When I’m not Stamping NC Blue, spending time with my wife and dogs, or riding my bike, I’m an attorney (I’m one of the good and boring ones, I swear!). So, I’ve been thinking a lot about the upcoming judicial elections in North Carolina. This November’s ballot will be a doozy: we North Carolinians will elect more than 149 judges across the state. 1 On your ballot, you’ll see the Supreme Court and the Court of Appeals races and depending on where you live – you may also see superior court and district court races.
Thanks to the “wisdom” (ahem) of the 2017 NCGA, we didn’t have judicial primaries in North Carolina this year (a lawsuit on the matter is still pending but even if the NCGA law is overturned, we’ve run out of time for a 2018 primary).2 So – who will we see on our ballots in November? The names of each and every “qualified” person who files proper paperwork to run for the various judicial offices.3
Now is the part where might you ask, “But Heather, aren’t more candidates and more choices a better thing?” And my answer is going to be one of those annoying lawyer responses of, “Yes and no.”

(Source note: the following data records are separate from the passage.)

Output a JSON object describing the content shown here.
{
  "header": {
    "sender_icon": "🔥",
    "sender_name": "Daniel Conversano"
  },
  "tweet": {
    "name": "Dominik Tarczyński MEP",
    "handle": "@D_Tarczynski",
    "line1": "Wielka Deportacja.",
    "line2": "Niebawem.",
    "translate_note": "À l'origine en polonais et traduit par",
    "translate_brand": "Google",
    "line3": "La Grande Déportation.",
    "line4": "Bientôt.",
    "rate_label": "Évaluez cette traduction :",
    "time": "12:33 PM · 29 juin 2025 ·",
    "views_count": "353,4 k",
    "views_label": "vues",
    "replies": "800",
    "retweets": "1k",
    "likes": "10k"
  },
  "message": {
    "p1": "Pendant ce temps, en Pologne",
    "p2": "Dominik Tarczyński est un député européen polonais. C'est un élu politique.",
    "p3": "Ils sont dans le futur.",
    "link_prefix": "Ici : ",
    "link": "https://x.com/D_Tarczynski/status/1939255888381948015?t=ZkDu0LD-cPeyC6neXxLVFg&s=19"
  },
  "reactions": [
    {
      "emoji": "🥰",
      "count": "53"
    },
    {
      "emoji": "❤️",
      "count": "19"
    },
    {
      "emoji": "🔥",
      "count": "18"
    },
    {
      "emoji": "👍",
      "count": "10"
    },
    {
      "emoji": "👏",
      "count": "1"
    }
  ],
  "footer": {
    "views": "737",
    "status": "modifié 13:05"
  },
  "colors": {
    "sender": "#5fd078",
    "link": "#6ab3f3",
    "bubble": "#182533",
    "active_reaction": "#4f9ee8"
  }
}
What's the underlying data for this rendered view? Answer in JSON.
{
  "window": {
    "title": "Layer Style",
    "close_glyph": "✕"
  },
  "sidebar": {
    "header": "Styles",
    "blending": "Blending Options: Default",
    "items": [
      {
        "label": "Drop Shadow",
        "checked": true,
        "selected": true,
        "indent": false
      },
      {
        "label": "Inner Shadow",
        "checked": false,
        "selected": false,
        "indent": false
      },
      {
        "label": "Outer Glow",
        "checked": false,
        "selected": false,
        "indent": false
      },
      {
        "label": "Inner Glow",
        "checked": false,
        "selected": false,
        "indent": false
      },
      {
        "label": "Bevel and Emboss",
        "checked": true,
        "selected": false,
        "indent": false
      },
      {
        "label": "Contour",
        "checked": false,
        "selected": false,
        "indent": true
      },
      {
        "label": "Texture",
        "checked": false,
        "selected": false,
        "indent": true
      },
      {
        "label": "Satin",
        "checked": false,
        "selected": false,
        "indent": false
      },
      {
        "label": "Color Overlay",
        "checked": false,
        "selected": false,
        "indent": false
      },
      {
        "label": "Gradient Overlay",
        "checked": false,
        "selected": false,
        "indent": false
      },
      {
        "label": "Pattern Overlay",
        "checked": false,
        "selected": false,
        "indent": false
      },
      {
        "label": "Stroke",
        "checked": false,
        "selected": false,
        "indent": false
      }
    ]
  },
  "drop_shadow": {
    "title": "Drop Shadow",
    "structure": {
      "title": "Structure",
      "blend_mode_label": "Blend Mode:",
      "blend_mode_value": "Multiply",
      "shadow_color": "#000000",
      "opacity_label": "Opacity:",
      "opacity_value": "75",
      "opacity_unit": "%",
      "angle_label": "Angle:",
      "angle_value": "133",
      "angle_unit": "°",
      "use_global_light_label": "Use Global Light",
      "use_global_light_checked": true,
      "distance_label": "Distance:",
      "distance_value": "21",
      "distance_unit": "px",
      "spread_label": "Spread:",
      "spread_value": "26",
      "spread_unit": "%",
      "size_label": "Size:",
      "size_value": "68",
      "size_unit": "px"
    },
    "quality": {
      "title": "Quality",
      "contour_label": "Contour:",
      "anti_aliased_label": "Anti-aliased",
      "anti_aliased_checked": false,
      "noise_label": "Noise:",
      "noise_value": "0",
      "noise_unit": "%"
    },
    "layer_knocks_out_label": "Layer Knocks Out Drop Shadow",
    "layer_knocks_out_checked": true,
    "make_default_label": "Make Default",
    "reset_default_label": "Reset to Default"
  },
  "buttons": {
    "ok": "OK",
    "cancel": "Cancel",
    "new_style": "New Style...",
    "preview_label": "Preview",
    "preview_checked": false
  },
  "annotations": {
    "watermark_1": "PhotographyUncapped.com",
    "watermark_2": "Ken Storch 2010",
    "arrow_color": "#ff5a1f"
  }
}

First and foremost – yes, our state and our nation need qualified, enthusiastic, compassionate people to run for (and be elected to) office. So, if you’re interested, get yourself organized and please, run for something!4 And yes, it’s important (and dare I say democratic!) for voters to have multiple candidates to choose from in the primary election.
But, no – having a long list of candidates to choose from in these judicial general elections is actually problematic because the “winner” only has to get 30% of the votes – a plurality, not a majority (put another way, 70% of the voters didn’t vote for the “winner”).5 And, let’s face it – we as humans are lazy, easily confused,6 and not terribly hard to deceive… Particularly when it comes to elections. (Yes – I said it!) The average voter is going to be uninformed, overwhelmed, and confused by all the names and less likely to make an informed decision. They’re more likely to just randomly pick a name or skip that race altogether. And, that’s exactly what the folks who passed this law are counting on (but I’ll save my treatise on why opposing a veto-proof supermajority is not a partisan stance for another time).
So, what does this all mean? In order for North Carolina to have an “informed electorate” – we’re going to have our work cut out for us this summer and fall, particularly with regard to the judicial elections. Keep your eyes on this website shortly after June 29th (the filing deadline for all judicial races is noon that day)7 to find out what’s next.8
: Resources: https://lillianslist.org/runforoffice/,
: http://www.newsobserver.com/news/politics-government/politics-columns-blogs/under-the-dome/article197672199.html ↩
: https://www.ncsbe.gov/Elections/Candidate-Filing ↩
: Obligatory reference to The West Wing. #sorrynotsorry↩